What you will do: Within the records below, find the line containing "Serialize everything readable". Reproduce it and each line after it exactly, and nothing else.
===== Given information
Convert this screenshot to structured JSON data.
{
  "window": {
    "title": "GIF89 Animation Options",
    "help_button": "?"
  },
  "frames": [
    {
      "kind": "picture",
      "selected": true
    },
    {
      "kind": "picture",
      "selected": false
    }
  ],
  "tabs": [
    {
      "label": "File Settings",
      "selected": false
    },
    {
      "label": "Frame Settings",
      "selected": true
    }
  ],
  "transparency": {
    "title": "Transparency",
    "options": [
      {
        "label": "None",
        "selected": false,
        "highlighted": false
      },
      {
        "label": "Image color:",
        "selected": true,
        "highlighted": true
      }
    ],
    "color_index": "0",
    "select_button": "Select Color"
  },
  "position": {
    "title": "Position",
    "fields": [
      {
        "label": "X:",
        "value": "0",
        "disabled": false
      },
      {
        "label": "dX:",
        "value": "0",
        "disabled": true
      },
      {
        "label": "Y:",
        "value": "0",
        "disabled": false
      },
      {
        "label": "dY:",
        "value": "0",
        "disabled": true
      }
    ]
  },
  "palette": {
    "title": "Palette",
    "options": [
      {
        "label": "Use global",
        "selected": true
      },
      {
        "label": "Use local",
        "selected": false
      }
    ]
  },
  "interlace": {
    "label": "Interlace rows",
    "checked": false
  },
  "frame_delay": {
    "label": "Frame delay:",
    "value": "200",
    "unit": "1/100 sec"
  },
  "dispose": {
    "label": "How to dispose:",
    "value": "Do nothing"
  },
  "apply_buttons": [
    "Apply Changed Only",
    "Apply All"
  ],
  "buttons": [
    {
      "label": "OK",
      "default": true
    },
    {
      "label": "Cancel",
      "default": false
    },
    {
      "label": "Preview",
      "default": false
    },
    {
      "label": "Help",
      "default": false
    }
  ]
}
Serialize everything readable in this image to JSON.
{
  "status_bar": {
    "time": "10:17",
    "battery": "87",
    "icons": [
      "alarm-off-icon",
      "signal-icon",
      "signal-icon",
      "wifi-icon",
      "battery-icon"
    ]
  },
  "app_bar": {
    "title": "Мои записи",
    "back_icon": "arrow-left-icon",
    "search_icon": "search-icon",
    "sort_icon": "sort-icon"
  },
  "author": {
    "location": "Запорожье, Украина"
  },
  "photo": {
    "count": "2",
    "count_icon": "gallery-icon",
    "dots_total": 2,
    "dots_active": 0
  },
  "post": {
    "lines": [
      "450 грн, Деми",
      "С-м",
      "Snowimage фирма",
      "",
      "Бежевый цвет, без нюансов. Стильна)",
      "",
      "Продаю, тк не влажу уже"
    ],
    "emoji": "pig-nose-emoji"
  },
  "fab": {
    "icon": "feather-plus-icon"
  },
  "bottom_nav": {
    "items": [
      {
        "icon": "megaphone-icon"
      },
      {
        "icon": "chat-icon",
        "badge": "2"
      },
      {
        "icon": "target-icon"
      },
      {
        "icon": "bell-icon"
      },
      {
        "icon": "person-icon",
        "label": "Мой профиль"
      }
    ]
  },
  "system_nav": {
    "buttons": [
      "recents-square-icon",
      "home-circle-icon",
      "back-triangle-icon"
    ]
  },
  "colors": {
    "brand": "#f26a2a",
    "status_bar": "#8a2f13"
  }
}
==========
Solution:
Serialize everything readable in this image to JSON.
{
  "status_bar": {
    "time": "10:17",
    "battery": "87",
    "icons": [
      "alarm-off-icon",
      "signal-icon",
      "signal-icon",
      "wifi-icon",
      "battery-icon"
    ]
  },
  "app_bar": {
    "title": "Мои записи",
    "back_icon": "arrow-left-icon",
    "search_icon": "search-icon",
    "sort_icon": "sort-icon"
  },
  "author": {
    "location": "Запорожье, Украина"
  },
  "photo": {
    "count": "2",
    "count_icon": "gallery-icon",
    "dots_total": 2,
    "dots_active": 0
  },
  "post": {
    "lines": [
      "450 грн, Деми",
      "С-м",
      "Snowimage фирма",
      "",
      "Бежевый цвет, без нюансов. Стильна)",
      "",
      "Продаю, тк не влажу уже"
    ],
    "emoji": "pig-nose-emoji"
  },
  "fab": {
    "icon": "feather-plus-icon"
  },
  "bottom_nav": {
    "items": [
      {
        "icon": "megaphone-icon"
      },
      {
        "icon": "chat-icon",
        "badge": "2"
      },
      {
        "icon": "target-icon"
      },
      {
        "icon": "bell-icon"
      },
      {
        "icon": "person-icon",
        "label": "Мой профиль"
      }
    ]
  },
  "system_nav": {
    "buttons": [
      "recents-square-icon",
      "home-circle-icon",
      "back-triangle-icon"
    ]
  },
  "colors": {
    "brand": "#f26a2a",
    "status_bar": "#8a2f13"
  }
}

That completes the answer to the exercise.